Seize The Day Sign

Seize The Day Sign

If you made New Year’s resolutions, you’re either involved in working toward your goals,
or trying to forget about them altogether! While in Okinawa, learning Japanese may be near the top of that wish list, whether it’s to be able to read menus and signs, or to engage native speakers in conversation beyond “konnichiwa” and “arigato gozaimasu.” We break down three different companies that could help you reach your specific language goals.

You may have passed the baby blue signs wandering around Okinawa, or even the U.S. Kumon is an international language (and math) program.
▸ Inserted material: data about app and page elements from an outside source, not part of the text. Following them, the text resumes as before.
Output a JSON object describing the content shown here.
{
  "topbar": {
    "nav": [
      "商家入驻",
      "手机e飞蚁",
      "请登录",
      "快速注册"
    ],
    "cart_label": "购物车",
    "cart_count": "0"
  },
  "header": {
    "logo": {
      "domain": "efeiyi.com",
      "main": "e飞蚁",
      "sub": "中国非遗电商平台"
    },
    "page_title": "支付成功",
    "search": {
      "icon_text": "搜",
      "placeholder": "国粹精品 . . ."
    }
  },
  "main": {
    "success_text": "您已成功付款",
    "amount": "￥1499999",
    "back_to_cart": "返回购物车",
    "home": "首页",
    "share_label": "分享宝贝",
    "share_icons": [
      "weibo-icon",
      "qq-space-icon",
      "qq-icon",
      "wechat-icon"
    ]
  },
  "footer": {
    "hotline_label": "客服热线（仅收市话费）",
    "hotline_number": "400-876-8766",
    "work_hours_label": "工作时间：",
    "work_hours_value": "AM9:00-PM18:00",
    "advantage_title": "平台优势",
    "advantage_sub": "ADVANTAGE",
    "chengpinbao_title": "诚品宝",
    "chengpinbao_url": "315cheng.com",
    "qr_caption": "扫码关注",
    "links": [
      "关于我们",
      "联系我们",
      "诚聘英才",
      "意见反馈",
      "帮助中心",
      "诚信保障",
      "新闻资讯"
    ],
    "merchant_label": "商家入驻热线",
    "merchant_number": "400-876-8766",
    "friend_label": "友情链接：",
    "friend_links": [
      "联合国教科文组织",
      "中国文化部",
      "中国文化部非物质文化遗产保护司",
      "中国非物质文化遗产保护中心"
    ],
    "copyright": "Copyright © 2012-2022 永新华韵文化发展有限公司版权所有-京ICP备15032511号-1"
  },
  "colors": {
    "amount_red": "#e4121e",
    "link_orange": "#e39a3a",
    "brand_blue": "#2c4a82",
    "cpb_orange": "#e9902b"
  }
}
If reading that Japanese sign or menu is your goal, Kumon may be for you.
Learning Objectives: Reading and writing Japanese
Method: CDs, reading worksheets, writing workbooks, using your native language (English) in instructions
Class environment: correspondence course at home, or twice a week at a center
Teacher instruction: minimal; teachers advise on areas you need to repeat, but mostly support and encourage
Course schedule: self-paced
Cost: Adult correspondence course starts at ¥9400/month; Class course starts at ¥8400/month
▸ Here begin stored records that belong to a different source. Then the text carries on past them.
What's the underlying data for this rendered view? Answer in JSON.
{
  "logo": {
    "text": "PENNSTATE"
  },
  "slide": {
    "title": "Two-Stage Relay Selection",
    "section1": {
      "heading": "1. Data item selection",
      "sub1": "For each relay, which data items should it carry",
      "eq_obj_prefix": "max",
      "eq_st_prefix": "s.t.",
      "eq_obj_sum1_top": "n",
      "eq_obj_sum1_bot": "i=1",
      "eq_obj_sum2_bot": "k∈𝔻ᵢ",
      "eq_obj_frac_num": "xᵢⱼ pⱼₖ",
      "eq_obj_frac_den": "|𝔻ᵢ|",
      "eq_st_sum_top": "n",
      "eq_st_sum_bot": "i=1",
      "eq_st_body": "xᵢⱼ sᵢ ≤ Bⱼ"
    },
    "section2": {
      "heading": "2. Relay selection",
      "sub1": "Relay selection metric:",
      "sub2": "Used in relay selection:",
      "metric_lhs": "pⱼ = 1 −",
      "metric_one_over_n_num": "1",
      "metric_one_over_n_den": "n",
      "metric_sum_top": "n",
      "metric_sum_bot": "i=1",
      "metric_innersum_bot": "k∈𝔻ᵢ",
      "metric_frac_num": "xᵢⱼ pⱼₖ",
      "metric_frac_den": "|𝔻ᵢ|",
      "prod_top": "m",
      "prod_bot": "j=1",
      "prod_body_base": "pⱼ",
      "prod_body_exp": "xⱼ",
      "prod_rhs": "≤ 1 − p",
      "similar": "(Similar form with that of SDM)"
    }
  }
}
Rosetta Stone:
The famous computer-based language program in the yellow box has done a great job of marketing itself as an “immersion” language program—you learn without grammar lessons and without translation into your native language.
Learning Objectives: Understand and speak conversational Japanese
Method: The software presents sets of images, as a voice uses target language words and phrases to describe those images. You repeat the phrases into your headset microphone, and voice recognition software compares your speech to the original. Or, native speaking tutors lead live practice sessions.
Class environment: Self-paced, computer-based or online
Teacher instruction: minimal, unless you enroll in a live practice session. The software is meant to gauge your progress.
Cost: starts at $179 for one level to $399 for three levels
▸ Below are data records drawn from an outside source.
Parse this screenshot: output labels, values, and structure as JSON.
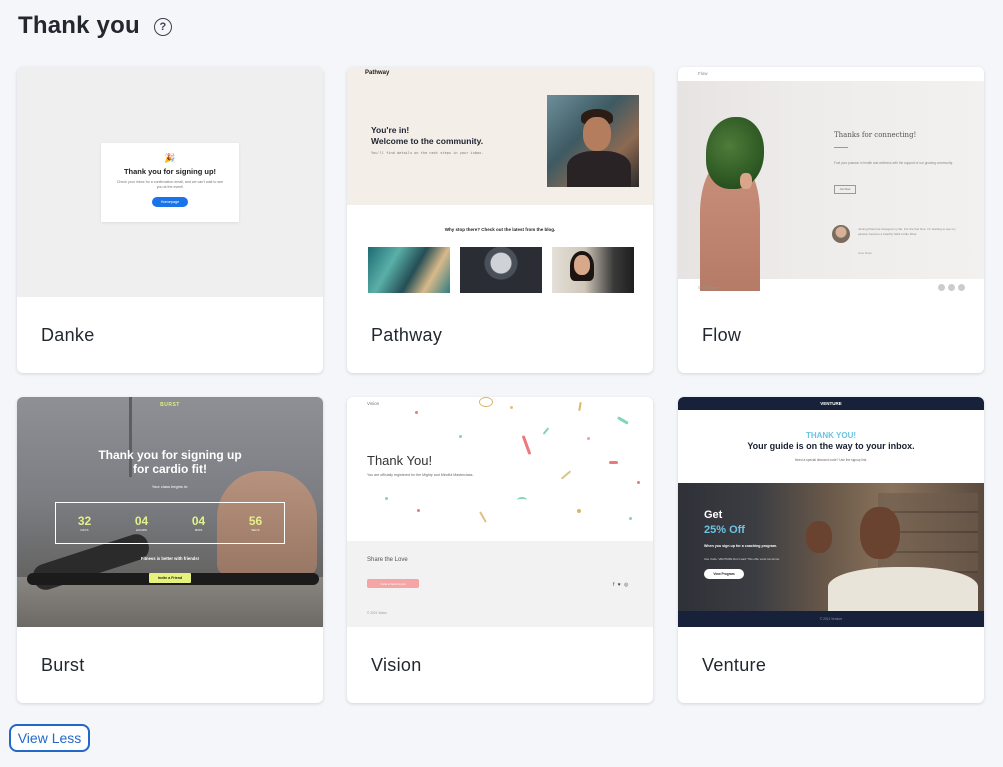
{
  "header": {
    "title": "Thank you",
    "help_glyph": "?"
  },
  "templates": [
    {
      "label": "Danke",
      "preview": {
        "emoji": "🎉",
        "heading": "Thank you for signing up!",
        "body": "Check your inbox for a confirmation email, and we can't wait to see you at the event!",
        "button": "Homepage"
      }
    },
    {
      "label": "Pathway",
      "preview": {
        "logo": "Pathway",
        "heading_line1": "You're in!",
        "heading_line2": "Welcome to the community.",
        "subtext": "You'll find details on the next steps in your inbox.",
        "blog_heading": "Why stop there? Check out the latest from the blog."
      }
    },
    {
      "label": "Flow",
      "preview": {
        "logo": "Flow",
        "heading": "Thanks for connecting!",
        "body": "Fuel your passion in health and wellness with the support of our growing community.",
        "button": "Join Now",
        "quote": "Joining Flow has changed my life. For the first time, I'm starting to see my passion become a healthy habit a little Fiber.",
        "quote_author": "Jane Rowe",
        "copyright": "© 2021 Flow"
      }
    },
    {
      "label": "Burst",
      "preview": {
        "logo": "BURST",
        "heading_line1": "Thank you for signing up",
        "heading_line2": "for cardio fit!",
        "subtext": "Your class begins in:",
        "countdown": [
          {
            "value": "32",
            "unit": "DAYS"
          },
          {
            "value": "04",
            "unit": "HOURS"
          },
          {
            "value": "04",
            "unit": "MINS"
          },
          {
            "value": "56",
            "unit": "SECS"
          }
        ],
        "tagline": "Fitness is better with friends!",
        "button": "Invite a Friend"
      }
    },
    {
      "label": "Vision",
      "preview": {
        "logo": "Vision",
        "heading": "Thank You!",
        "body": "You are officially registered for the Mighty and Mindful Masterclass.",
        "share_heading": "Share the Love",
        "share_button": "Invite a friend to join",
        "social_glyphs": "f ♥ ◎",
        "copyright": "© 2021 Vision"
      }
    },
    {
      "label": "Venture",
      "preview": {
        "logo": "VENTURE",
        "thanks": "THANK YOU!",
        "heading": "Your guide is on the way to your inbox.",
        "subtext": "Need a special discount code? Use the signup link.",
        "offer_line1": "Get",
        "offer_line2": "25% Off",
        "offer_body": "When you sign up for a coaching program.",
        "offer_code": "Use Code: VENTURE Don't wait! This offer ends tomorrow.",
        "button": "View Program",
        "footer": "© 2021 Venture"
      }
    }
  ],
  "footer": {
    "view_less_label": "View Less"
  },
  "colors": {
    "accent": "#2268c9",
    "venture_navy": "#17213a",
    "burst_lime": "#e6f27c",
    "vision_pink": "#f5a5a5"
  }
}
Tokyo Mokyo:
Based out of Tampa, Florida Paul Stevens started teaching Japanese classes in 2003, and has since expanded to offer online courses that are not only equivalent to college courses, but are also as engaging and interactive as if you took his face to face courses If your goal is fluency in Japanese reading, writing, and conversation, Tokyo Mokyo is the way to go.
Learning Objectives: Reading and writing Japanese characters, improving conversation and comprehension, Japanese culture
Method: Live online courses, following the textbook Japanese for Busy People. The three writing systems are taught: hiragana, katakana, and kanji; plus cultural tidbits, extra grammar worksheets, and lots of conversation practice in class. . If you miss a live class (which is possible, considering the time difference), Paul edits and posts classes so you can watch as many times as you want. Chapter and Japanese character quizzes are given as you progress through the course, and like a college class, a final grade gauges whether you’re ready for the next class.
Class environment: 2 hour class once a week online for 14 week beginner course, 16 weeks for other courses; students start the course at the same time
Teacher instruction: Hands on; regular feedback and engagement
Cost: starts at $99 for 14 week beginner course plus cost of textbook